The major downside that these things have is that there is an integrated volume control on the headphone wire. We are firmly of the opinion (although you may differ) that such controls are very bad things. Not only do they add weight to the cord, creating a pendulum effect, but the circuitry is primitive - simply a variable resister impeding current, which in turn can lessen the sound quality.

Technically, these ought to sound better than the Sonys, with a larger response width, although the impedence is fully a third higher, meaning they will take more power to drive, draining your battery life.
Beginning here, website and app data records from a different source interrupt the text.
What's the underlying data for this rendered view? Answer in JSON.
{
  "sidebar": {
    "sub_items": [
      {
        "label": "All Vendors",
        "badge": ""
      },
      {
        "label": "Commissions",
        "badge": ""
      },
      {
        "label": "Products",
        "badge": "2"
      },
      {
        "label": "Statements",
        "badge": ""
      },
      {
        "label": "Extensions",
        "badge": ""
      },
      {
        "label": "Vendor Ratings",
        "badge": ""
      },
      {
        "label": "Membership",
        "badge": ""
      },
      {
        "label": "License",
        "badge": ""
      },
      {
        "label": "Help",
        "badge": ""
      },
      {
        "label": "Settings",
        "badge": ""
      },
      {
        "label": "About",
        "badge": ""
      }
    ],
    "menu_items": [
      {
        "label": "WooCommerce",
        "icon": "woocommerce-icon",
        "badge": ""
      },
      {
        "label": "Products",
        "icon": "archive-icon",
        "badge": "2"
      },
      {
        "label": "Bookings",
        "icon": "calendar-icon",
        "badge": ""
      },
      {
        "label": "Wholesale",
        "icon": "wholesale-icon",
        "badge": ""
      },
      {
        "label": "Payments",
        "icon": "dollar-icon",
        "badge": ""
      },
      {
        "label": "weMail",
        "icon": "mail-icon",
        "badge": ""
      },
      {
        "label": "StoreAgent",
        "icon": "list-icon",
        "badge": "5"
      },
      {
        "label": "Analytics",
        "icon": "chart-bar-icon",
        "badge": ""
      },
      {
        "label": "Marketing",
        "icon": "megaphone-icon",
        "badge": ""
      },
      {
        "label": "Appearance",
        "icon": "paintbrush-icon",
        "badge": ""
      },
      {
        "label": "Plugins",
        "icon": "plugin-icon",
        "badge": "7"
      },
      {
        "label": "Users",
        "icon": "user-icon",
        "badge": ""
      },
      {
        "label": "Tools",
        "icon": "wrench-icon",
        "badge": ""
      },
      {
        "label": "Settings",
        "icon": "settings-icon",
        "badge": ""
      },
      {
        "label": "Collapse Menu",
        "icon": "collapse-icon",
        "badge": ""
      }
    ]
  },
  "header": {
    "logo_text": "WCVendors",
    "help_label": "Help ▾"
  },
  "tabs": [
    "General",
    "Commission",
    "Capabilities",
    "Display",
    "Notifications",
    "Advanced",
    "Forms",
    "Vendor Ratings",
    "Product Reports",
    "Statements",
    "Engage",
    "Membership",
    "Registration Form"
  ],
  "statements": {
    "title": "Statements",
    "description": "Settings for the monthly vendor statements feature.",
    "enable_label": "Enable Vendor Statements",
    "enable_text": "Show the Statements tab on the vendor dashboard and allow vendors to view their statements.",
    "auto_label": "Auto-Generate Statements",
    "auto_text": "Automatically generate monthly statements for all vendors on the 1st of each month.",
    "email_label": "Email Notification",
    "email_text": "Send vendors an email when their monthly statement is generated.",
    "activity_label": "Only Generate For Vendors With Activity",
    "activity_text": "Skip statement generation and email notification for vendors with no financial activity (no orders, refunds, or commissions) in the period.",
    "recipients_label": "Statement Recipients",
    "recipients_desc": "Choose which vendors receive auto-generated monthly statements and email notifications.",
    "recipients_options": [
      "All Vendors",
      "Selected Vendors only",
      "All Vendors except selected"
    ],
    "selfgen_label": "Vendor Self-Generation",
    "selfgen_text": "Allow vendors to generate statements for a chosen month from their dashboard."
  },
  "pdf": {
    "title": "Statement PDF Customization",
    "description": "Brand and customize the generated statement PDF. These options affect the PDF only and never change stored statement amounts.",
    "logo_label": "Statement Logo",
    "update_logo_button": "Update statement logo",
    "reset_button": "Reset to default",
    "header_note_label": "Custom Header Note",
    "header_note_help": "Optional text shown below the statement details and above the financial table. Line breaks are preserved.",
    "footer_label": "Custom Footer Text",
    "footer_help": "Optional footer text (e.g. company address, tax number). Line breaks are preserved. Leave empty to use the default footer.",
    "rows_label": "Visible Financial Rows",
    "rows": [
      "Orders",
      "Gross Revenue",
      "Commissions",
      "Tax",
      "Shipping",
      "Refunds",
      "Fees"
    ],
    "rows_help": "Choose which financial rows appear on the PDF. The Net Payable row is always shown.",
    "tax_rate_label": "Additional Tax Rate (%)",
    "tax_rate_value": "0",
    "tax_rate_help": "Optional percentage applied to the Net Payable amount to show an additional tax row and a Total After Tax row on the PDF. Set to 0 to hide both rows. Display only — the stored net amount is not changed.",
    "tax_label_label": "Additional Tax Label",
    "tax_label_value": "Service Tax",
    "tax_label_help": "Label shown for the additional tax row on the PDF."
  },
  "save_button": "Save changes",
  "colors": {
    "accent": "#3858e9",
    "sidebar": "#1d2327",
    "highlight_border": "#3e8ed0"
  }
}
Noise cancelling headphones test Acoustic Authority A9900 Noise cancelling headphones test Acoustic Authority A9900 Noise cancelling headphones test Acoustic Authority A9900 Noise cancelling headphones test Acoustic Authority A9900

Feel and fit: The A9900s are quite big, even with the extendable headband compressed to minimal. If you've got a small head, you may find these utterly unusable. They do have the benefit of a very cushy leatherette ring around the earphones, which makes them pretty soft and comfortable to wear for long periods.

They're solidly constructed out of white plastic, and this does make them pretty heavy. Because they're quite big around the headband, the only pressure is really on your ears, which is quite a weird sensation. On the whole, they're fairly comfortable, just slightly odd to wear.

One bonus in this set is that there's no extra bump or dongle for the noise cancelling circuitry - the AAA battery plugs straight into the side of headphones.

Noise cancelling: Unfortunately, the cancelling on this set was the worst out of the three pairs we tested. The inverse noise had next to no effect on voices and did merely an adequate job on ambient noise. However, it gains some extra (passive) cancelling through having padded earphones that do a decent job of blocking some extra noise.

The characteristic hiss of noise cancelling headphones is greater on this than on the Sony, and a little too noticeable for our liking.